Apart Rice Pudding, other recipes that I have learnt from Ma are Carrot Halwa and Mustard Steamed Prawns. Check them out sometime. In this Mother's Day Special Week I dedicate these recipes to you, Ma.
The Making of Chaler Payesh a.k.a Bengali Rice Pudding
- 1 handful Kaljeera/ Gobindo bhog rice, washed and drained
- 1 liter Whole Milk
- 3 to 4 Green Cardamons
- 3 to 4 Bay Leaves
- 1 pinch Saffron Strands
- 1 pinch Salt
- 1 1/2 cup Sugar, preferably dust
- 1/2 cup Sweetened Condensed Milk
- 1 handful Raisins
- 1 handful Cashews
- 1 handful Almonds, blanched and peeled
- At first take a large deep bottomed vessel. Start boiling 1 liter of milk on medium heat. With the help of a spatula continuously stir the milk so that it does not stick to the bottom of the pan. Add pinch of green cardamon powder or few pods of cardamons in the boiling milk. Also add 3 to 4 bay leaves. A sweet aroma will start coming out of the milk.
- When the milk has reduced to some extent add sugar to it. Keep stirring the milk, scrapping the sides of the vessel occasionally. Now add the washed and drained rice to it.
- Add sweetened condensed milk and a pinch of salt in the milk. The condensed milk help the milk to thicken faster. Salt will also help to balance the taste. Keeping stirring.
- After say 10 minutes you will see rice surfacing out. The Kaljeera rice cooks fast so it will not take than 10 to 12 minutes to get your rice cooked.
- Add raisins, cashews and almonds into the boiling pudding.
- After sometime you will notice the milk has almost reduced to half. It has thickened and color has become creamy white as you can see in the above picture. You will know your rice pudding is almost ready. Add few strands of saffron and boil the pudding for some more time before switching off the heat completely. Cover it and let it cool. You can also keep it inside the refrigerator. In the refrigerator the pudding will thicken further from the cold.
- Next when you want to eat it, take it out and serve it in small porcelain bowls with garnished nuts and raisins on top. Enjoy your very own Chaler Payesh!
|Serving size: 1 bowl|
|Calories from Fat||603|
|% Daily Value *|
|Fat 67 g||103%|
|Carbohydrates 147 g||49%|
|Sugar 300 g|
|Fiber 9 g||36%|
|Protein 68 g||136%|
|Cholesterol 147 mg||49%|
|Sodium 600 mg||25%|
|* The Percent Daily Values are based on a 2,000 calorie diet, so your values may change depending on your calorie needs. The values here may not be 100% accurate because the recipes have not been professionally evaluated nor have they been evaluated by the U.S. FDA.|

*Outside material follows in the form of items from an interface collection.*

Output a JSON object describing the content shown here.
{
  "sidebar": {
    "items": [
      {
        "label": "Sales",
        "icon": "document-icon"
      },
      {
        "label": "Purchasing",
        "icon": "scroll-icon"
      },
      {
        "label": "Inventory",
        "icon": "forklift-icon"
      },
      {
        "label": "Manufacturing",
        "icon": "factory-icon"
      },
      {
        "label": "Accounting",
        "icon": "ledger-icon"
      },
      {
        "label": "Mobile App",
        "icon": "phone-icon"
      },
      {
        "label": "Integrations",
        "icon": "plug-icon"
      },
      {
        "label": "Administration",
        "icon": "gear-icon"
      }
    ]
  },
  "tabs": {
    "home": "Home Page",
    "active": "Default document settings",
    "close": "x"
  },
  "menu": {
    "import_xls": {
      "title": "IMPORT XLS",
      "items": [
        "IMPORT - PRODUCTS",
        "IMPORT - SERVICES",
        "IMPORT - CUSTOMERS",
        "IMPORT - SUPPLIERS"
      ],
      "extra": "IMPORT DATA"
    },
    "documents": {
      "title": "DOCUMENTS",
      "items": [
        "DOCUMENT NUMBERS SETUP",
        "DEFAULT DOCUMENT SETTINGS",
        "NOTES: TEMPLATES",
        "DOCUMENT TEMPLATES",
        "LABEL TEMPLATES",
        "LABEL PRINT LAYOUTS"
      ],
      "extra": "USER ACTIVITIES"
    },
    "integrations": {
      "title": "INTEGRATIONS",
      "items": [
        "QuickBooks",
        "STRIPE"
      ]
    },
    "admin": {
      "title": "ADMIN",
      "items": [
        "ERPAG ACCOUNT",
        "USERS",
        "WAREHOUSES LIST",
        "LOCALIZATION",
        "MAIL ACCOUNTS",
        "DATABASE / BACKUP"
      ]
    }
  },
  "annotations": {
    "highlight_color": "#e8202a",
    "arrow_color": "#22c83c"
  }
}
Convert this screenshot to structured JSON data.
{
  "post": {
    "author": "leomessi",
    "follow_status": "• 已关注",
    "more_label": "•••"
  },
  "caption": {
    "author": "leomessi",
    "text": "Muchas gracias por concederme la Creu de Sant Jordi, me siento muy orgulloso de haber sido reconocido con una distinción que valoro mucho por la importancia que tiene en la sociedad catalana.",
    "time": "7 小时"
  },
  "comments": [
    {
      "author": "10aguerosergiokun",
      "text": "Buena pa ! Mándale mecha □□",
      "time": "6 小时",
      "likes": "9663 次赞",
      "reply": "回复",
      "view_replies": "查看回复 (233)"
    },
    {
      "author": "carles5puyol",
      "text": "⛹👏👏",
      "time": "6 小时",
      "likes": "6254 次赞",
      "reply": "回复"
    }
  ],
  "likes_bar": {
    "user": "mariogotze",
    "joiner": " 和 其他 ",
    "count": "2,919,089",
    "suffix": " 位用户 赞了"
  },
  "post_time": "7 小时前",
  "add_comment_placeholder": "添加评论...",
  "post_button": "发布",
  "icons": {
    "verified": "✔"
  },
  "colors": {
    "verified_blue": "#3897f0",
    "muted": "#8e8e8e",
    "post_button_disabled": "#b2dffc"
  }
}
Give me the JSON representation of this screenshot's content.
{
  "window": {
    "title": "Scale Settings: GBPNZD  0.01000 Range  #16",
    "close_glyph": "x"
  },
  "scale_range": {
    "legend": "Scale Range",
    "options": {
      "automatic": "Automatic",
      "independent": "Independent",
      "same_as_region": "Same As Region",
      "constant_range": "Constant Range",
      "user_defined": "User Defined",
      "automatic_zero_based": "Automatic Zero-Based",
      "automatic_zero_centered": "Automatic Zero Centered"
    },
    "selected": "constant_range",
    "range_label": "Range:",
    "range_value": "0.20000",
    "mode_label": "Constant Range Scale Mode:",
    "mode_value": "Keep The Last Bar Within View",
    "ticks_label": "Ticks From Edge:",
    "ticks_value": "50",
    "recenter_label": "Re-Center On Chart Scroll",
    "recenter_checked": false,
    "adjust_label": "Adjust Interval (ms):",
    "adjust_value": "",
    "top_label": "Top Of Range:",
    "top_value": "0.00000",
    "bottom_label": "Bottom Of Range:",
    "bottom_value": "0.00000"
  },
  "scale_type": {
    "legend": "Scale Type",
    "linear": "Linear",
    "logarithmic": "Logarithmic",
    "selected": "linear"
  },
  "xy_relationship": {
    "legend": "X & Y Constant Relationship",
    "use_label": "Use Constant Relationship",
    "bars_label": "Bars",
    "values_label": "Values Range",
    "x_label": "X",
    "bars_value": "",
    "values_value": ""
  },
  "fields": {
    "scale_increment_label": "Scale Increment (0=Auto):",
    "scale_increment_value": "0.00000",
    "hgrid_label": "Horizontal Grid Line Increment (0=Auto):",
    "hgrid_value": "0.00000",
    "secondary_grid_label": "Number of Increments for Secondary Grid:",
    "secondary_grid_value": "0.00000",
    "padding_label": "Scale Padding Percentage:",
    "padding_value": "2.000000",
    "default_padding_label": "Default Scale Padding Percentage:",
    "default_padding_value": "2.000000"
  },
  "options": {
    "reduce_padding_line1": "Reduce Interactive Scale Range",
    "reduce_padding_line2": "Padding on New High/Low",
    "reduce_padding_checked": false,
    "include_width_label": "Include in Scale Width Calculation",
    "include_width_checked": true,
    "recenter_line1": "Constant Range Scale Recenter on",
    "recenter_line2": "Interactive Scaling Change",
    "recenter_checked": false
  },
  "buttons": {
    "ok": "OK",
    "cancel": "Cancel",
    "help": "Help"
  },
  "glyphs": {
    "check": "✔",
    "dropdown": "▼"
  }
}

Try Out Some More Bengali Delicacies
You Can Also Try Out This Rice Pudding with Date Molasses
Enjoy making Chaler Payesh and please give me feedback on how well it turned out. Waiting to hear more from you guys. Till then take care and Happy Cooking Folks!